While the planet’s distance from the Sun is not responsible for the seasons, it does influence their length. As a function of gravity, the closer the planet is to the Sun, the faster it moves. Today, Earth is about 152 million kilometers (94 million miles) away from the Sun. That is approximately 5 million kilometers (3 million miles) further than during the perihelion in early January. That means the planet will move more slowly along its orbital path than at any other time of the year. As a result, summer is elongated by a few days in the northern hemisphere.

The word, aphelion, is Greek for “away from sun”.

Image Credit: mydarksky.org

Earth is farthest from the Sun during summer in the northern hemisphere. Image Credit: mydarksky.org

Vernal Equinox 2016

Today is the Vernal Equinox, the first day of spring in the northern hemisphere. The new season officially began at 4:30 UTC, which is 12:30 AM Eastern Daylight Time.

Our astronomical seasons are a product of the tilt of the Earth’s axis – a 23.5° angle – and the movement of the planet around the sun. Today, as spring begins, the Earth’s axis is tilted neither toward nor away from the sun. This position distributes the sun’s energy equally between the northern and southern hemispheres.

Since the winter solstice in December, the arc of the sun’s apparent daily passage across the sky has been moving northward and daylight hours have been increasing. Today, the sun appears directly overhead at the equator and we have approximately equal hours of day and night.
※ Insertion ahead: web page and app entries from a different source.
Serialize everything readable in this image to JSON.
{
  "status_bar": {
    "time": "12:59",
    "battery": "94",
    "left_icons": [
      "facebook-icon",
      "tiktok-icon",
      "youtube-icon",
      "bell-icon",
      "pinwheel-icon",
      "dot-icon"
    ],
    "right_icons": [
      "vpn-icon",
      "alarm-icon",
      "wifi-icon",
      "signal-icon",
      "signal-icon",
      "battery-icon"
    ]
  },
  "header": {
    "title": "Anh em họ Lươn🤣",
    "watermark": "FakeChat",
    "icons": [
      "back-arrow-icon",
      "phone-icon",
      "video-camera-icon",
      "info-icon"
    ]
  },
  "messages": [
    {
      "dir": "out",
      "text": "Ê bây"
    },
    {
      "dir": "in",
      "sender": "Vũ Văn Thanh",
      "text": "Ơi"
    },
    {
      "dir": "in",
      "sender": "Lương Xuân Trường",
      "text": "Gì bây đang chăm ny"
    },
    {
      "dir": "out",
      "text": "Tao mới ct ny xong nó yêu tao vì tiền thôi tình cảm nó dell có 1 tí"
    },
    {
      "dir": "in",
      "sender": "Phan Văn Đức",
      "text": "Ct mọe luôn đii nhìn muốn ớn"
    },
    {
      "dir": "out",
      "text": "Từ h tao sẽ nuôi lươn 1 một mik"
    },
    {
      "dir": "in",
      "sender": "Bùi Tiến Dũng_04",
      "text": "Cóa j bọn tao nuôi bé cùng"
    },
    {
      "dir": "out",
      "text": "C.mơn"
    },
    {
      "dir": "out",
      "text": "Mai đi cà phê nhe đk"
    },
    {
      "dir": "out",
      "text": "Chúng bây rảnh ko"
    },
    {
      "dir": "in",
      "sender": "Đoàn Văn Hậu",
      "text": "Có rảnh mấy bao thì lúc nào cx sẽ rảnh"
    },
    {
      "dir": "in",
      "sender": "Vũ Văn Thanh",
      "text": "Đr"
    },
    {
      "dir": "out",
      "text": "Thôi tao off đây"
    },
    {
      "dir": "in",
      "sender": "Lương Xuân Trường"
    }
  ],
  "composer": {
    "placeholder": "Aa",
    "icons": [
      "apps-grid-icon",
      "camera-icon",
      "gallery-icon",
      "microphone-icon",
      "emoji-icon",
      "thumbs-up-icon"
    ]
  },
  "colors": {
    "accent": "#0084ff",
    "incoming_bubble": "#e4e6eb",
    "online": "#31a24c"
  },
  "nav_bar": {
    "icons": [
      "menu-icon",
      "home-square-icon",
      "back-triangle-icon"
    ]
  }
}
The word “equinox” is derived from Latin and means “equal night”.

As a transitional season, spring is a time when the chill of winter fades away and the warmth of summer gradually returns.  The most noticeable increases in average daily temperature, however, usually lag the equinox by a few weeks.

Earth’s solstices and equinoxes. Image Credit: NASA

Earth’s solstices and equinoxes. Image Credit: NASA

Art Exhibition: Visualizing Climate Change

The Cooper Union Institute for Sustainable Design is bringing art and science together this month in an effort to expand public understanding of climate change. In a group exhibition called Visualizing Climate Change, artworks of various mediums explore the challenges of this pressing issue.

“Each exhibited work,” according to the curators, “seeks to conflate the bounds of science, art, architecture and engineering in order to provide fresh insight, expression and understanding around specific issues of climate change.”  The show is the culmination of a year long student fellowship program in which each participant pursued both scientific and visual research on particular aspects of our changing climate.

Displaying the work of the student fellows as well as contributing artist Melissa Fleming, the exhibit runs from November 16 to 23. The opening reception is scheduled for Monday, November 16th from 7 to 8:30 PM in the 7th floor lobby of the Cooper Union Foundation Building at 7 East 7th Street, NYC. This event is free and open to the public.

Credit: CUISD

Credit: CUISD